I am not a ZBT legacy. In fact, I am a legacy of another fraternity, and was recruited heavily by that fraternity when I was a freshman at Tulane. I remember it vividly, being brought to their house, meeting their president and other prominent brothers, and being invited to each of their recruitment events. I remember getting a Facebook message saying “Welcome to Tulane! Be sure you come by our event. Come to the VIP door and let the guy know your bro is ____. You can bring a few friends. Also here’s my number, you can text me or call me I’ll say whatup.”
The text above was only slightly edited, and suffice to say I found out quickly – they weren’t for me. Not because of who they were, but because of who I was and the type of experience I wanted to have. I ended up joining ZBT, as it was where my upperclassmen friends wound up a year before me, and where I felt I best fit.
So why do I share this story? I share it because every year, we hear about stories of men joining and ZBT having such a positive impact on their lives. We hear stories of “my son joined, and it was an honor to surprise him and be part of his initiation.” And we hear “My son didn’t join ZBT, he joined elsewhere, which is sad, but I know it was his choice; you guys did all you could.”
Our goal is to keep ZBT in the family, from generation to generation. This is our goal because we strive to truly be a “Brotherhood for a Lifetime” and not just a four-year experience. This is our goal because 18-22-year-old brothers have hopefully only begun to live out the rest of their adult lives, and we want to instill a deeper understanding of the word “lifetime.” Our undergraduate brothers are instrumental in the success of our organization, but they exist in ZBT today because of generations of brothers who came before them.

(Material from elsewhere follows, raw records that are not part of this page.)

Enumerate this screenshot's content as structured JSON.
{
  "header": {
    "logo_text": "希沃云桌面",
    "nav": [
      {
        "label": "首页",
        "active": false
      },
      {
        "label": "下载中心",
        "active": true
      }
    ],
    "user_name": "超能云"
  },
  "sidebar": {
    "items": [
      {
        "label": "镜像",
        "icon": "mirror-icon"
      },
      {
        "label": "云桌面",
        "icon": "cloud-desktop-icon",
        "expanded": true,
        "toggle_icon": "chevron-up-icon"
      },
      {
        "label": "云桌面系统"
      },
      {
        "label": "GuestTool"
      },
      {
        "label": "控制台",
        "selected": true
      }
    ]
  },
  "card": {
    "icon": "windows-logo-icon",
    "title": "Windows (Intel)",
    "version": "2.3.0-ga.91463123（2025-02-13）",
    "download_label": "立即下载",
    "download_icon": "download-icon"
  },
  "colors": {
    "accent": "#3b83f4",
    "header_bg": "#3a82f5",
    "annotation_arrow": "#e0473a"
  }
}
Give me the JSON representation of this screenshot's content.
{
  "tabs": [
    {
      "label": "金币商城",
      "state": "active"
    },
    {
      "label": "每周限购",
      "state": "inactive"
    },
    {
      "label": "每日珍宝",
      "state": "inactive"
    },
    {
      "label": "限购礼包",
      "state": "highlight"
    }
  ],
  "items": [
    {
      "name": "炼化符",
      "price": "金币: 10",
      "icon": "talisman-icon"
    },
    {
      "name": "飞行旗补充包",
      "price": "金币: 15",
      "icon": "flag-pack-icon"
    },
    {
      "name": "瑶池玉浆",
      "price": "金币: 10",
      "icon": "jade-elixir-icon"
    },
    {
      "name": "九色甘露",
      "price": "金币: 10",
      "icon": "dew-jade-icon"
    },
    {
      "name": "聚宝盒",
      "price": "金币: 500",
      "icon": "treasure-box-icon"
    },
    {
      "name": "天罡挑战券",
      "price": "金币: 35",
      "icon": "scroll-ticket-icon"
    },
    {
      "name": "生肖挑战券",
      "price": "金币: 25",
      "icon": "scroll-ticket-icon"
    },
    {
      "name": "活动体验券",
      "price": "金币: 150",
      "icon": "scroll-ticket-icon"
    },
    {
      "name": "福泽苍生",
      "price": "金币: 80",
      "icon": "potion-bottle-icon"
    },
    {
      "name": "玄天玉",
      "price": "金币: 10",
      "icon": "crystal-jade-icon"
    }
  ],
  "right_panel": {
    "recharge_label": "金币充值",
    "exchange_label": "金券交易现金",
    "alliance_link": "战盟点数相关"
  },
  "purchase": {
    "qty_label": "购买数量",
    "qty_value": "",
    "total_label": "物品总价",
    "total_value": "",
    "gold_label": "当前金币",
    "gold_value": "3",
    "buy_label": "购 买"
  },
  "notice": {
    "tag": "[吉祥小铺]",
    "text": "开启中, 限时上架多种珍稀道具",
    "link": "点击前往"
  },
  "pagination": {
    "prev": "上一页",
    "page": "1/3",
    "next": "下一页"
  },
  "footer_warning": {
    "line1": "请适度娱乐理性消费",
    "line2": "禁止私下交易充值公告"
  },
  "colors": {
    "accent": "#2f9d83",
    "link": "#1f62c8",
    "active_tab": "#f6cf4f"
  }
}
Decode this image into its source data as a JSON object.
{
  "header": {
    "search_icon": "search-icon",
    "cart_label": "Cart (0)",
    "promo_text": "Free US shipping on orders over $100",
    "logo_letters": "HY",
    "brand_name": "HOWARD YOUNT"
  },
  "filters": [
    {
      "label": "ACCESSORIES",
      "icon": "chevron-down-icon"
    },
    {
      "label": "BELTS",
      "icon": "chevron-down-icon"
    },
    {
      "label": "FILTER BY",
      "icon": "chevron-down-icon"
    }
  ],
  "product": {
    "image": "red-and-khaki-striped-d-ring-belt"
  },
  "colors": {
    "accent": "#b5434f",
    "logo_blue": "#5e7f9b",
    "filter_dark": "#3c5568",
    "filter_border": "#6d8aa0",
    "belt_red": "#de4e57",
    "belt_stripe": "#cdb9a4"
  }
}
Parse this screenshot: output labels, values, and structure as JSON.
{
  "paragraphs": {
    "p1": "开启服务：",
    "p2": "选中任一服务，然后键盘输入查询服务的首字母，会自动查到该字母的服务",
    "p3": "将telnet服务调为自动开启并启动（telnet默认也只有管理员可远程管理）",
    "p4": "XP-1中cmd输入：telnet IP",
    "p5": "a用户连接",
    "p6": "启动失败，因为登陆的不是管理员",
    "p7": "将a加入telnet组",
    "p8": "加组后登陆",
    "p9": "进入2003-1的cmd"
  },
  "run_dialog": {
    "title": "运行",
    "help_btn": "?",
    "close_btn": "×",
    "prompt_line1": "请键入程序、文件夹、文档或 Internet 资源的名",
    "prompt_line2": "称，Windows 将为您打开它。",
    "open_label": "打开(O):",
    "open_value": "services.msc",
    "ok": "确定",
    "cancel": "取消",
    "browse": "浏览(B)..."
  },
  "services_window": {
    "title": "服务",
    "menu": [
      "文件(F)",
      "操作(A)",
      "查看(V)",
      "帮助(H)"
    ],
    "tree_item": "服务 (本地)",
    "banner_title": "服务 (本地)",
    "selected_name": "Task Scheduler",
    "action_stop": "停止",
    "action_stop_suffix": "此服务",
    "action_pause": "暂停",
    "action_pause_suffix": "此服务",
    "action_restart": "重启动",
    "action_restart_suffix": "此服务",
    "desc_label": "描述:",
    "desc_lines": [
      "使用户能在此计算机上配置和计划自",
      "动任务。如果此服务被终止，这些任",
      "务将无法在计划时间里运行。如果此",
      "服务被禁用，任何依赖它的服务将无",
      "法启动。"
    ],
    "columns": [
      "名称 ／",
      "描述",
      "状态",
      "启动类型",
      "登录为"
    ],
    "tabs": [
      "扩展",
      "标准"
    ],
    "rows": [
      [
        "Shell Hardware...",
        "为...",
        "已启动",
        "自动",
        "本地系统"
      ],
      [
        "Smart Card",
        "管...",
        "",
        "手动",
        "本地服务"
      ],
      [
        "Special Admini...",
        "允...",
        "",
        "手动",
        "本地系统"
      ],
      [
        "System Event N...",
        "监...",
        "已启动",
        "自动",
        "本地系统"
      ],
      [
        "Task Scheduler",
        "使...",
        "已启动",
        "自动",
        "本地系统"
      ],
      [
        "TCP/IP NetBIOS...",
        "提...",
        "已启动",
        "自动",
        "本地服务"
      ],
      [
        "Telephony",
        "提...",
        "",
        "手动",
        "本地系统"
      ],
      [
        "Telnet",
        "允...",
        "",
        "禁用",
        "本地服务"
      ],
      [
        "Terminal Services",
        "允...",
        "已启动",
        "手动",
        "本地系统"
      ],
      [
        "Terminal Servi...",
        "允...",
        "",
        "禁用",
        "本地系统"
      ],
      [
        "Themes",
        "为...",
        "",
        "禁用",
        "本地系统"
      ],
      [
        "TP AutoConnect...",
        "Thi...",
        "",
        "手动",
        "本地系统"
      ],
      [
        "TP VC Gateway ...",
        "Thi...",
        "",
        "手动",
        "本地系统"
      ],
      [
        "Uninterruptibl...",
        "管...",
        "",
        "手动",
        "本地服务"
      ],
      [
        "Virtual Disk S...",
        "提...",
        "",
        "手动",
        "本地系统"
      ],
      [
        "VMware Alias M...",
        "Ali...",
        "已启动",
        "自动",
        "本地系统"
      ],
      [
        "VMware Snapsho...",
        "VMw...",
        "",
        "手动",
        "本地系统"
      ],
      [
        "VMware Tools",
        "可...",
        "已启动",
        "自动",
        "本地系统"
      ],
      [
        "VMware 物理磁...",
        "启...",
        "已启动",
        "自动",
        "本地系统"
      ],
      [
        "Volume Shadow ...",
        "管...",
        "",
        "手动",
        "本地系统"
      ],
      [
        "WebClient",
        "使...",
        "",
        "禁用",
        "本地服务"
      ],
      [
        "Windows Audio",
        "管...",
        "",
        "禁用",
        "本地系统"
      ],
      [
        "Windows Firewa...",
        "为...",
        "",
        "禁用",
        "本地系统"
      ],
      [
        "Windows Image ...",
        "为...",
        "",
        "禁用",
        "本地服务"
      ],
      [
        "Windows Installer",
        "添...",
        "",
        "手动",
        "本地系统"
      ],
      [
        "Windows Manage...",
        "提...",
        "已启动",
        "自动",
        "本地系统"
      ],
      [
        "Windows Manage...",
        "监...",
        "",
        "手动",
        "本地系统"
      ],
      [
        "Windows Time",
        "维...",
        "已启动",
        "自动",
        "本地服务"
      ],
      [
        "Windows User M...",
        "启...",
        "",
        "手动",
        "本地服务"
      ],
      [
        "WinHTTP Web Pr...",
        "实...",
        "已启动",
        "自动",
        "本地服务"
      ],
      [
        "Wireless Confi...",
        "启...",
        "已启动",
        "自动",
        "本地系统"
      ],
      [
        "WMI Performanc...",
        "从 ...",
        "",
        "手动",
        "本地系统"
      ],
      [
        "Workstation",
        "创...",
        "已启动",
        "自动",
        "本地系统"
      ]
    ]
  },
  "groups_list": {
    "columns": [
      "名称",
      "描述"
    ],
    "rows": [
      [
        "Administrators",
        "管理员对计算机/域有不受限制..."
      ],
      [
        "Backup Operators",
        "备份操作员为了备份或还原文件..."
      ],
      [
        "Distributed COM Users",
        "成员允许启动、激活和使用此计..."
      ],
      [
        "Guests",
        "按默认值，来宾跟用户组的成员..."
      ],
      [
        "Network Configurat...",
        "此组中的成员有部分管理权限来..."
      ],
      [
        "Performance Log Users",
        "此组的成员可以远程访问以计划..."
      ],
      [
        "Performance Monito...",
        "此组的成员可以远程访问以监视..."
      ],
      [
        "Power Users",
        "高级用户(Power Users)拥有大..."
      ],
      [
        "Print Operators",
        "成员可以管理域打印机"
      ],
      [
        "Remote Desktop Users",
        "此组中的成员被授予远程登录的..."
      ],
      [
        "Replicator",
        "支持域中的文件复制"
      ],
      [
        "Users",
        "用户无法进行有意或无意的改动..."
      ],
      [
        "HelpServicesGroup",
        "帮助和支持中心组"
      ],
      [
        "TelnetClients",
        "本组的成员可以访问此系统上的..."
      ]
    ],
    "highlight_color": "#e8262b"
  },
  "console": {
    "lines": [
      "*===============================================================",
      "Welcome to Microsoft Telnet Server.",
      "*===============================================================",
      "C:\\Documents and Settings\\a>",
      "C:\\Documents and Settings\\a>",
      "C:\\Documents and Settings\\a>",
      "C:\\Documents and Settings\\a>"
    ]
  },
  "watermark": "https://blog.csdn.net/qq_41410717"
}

Last year, about 5% of our new initiates were legacies, consistent with 2016-17 and up from the past when that number hovered around 2-3%. While that may not seem like a major jump, we’re talking about ZBT extending a generation for an additional 20-30 families. The ZBT experience is not only about joining, learning, leading and teaching as an undergraduate, but it’s about giving back and passing along your knowledge and passion to future generations.
One of the best ways for alumni to remain engaged or to become reengaged is by giving their son a firm ZBT handshake and an embrace, both father-to-son and brother-to-brother. We, our undergraduate and alumni brothers as well as our staff and volunteers, collectively can share our ZBT story, pass it along, and keep our family stories alive for years, decades, and generations to come. Keeping the legacy of a name alive in the history of ZBT, it is the challenge of our undergraduate brothers to see in the eyes of a legacy their future son, and to give him the opportunity to rekindle a fire in his family’s connection to ZBT. We as brothers should invite these men “to the VIP door.” When they say, “my brother’s a ZBT at _____,” we should respond with “that’s awesome, welcome!” and keep ZBT growing and thriving across generations.